» **Data about app and page elements**:
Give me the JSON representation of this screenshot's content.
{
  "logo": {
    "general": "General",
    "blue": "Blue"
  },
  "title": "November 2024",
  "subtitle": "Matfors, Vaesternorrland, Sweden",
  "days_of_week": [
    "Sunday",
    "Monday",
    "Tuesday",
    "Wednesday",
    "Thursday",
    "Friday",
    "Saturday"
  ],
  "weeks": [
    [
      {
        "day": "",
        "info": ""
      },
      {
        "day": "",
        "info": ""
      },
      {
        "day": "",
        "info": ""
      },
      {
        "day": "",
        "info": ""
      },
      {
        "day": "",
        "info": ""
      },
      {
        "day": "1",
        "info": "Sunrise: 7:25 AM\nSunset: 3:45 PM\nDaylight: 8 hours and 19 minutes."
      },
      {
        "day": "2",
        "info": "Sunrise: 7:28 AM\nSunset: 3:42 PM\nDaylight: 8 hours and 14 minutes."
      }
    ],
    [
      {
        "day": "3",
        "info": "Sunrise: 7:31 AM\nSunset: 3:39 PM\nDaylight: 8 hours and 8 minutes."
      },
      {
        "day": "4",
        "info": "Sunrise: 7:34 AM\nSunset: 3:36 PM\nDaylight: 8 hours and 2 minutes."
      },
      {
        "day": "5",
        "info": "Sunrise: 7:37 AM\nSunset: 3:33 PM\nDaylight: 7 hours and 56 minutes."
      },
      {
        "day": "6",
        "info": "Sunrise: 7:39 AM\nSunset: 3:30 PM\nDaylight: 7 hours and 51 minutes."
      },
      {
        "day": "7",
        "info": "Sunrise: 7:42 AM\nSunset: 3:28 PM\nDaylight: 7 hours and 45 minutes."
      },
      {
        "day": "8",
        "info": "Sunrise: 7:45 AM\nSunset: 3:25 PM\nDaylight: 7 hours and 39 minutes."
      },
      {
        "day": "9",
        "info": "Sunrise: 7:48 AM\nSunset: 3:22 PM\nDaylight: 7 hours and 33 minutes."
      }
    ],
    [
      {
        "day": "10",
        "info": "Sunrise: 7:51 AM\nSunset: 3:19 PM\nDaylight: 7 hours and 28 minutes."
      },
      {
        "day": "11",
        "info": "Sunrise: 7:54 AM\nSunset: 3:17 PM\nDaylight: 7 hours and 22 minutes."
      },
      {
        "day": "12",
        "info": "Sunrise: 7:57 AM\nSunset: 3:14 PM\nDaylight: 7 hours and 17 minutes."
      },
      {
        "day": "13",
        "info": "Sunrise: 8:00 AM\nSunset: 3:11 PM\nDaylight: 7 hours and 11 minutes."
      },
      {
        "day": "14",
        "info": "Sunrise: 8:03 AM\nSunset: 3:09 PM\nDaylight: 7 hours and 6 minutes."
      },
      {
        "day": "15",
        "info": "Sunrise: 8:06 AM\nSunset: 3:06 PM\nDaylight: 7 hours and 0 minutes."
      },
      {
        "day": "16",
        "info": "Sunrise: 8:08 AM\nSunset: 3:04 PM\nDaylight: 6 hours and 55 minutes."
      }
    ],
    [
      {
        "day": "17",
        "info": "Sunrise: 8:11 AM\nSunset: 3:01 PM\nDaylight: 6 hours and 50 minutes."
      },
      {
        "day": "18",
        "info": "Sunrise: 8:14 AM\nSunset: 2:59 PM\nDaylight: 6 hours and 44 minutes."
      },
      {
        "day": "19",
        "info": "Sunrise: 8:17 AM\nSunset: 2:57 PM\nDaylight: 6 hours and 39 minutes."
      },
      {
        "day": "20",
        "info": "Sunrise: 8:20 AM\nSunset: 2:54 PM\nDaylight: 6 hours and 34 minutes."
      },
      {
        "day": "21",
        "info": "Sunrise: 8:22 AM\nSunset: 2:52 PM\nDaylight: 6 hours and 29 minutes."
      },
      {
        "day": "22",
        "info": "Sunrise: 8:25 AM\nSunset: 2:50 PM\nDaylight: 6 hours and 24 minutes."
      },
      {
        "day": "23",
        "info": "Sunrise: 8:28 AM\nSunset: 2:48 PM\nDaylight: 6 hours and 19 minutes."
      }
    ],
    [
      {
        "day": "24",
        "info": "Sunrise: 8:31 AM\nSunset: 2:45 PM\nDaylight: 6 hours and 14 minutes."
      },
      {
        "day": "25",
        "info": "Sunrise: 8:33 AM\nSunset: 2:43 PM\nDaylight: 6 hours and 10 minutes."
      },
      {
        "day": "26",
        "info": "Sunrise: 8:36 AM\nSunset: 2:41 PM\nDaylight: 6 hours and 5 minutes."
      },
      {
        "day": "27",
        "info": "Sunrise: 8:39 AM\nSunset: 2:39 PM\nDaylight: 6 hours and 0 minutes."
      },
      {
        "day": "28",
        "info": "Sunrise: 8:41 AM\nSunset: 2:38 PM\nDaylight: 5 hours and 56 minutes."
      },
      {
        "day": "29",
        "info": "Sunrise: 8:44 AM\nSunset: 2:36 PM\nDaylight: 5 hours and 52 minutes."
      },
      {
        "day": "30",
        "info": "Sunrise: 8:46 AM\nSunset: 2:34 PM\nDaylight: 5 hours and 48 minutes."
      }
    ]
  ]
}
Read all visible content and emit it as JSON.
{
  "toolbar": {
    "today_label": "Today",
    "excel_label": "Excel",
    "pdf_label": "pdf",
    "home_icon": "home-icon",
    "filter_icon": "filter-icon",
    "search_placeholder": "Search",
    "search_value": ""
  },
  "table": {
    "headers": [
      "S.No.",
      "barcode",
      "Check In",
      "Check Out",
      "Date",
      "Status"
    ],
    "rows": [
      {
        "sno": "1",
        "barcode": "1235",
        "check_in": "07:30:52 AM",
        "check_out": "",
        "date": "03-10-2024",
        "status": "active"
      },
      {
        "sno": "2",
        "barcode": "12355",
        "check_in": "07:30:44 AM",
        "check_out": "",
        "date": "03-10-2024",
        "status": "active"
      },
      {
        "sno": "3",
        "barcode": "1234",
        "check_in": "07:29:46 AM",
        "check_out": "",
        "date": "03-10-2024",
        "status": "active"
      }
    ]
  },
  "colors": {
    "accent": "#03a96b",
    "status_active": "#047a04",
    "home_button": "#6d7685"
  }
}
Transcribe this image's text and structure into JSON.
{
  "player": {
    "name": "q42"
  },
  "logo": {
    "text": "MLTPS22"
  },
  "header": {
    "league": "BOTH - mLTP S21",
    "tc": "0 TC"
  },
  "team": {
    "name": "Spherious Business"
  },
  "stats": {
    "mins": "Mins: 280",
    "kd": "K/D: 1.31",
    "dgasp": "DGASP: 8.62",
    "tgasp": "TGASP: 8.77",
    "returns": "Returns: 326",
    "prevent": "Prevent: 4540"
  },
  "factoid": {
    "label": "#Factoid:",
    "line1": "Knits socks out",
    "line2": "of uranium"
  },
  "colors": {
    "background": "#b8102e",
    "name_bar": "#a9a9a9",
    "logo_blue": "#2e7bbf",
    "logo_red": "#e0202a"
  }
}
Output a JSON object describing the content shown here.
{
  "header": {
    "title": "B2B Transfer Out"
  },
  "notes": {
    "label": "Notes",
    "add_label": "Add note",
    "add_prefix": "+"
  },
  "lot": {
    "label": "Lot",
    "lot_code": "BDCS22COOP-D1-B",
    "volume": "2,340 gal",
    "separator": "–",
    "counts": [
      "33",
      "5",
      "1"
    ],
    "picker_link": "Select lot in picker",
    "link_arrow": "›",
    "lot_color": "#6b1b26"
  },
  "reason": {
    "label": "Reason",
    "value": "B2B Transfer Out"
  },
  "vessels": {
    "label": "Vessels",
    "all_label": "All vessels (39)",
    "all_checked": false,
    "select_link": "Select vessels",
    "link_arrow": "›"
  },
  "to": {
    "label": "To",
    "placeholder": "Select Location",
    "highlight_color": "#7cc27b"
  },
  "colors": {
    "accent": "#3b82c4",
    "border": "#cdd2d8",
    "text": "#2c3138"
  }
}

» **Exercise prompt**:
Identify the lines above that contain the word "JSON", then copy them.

» **Written reply**:
Give me the JSON representation of this screenshot's content.
Read all visible content and emit it as JSON.
Transcribe this image's text and structure into JSON.
Output a JSON object describing the content shown here.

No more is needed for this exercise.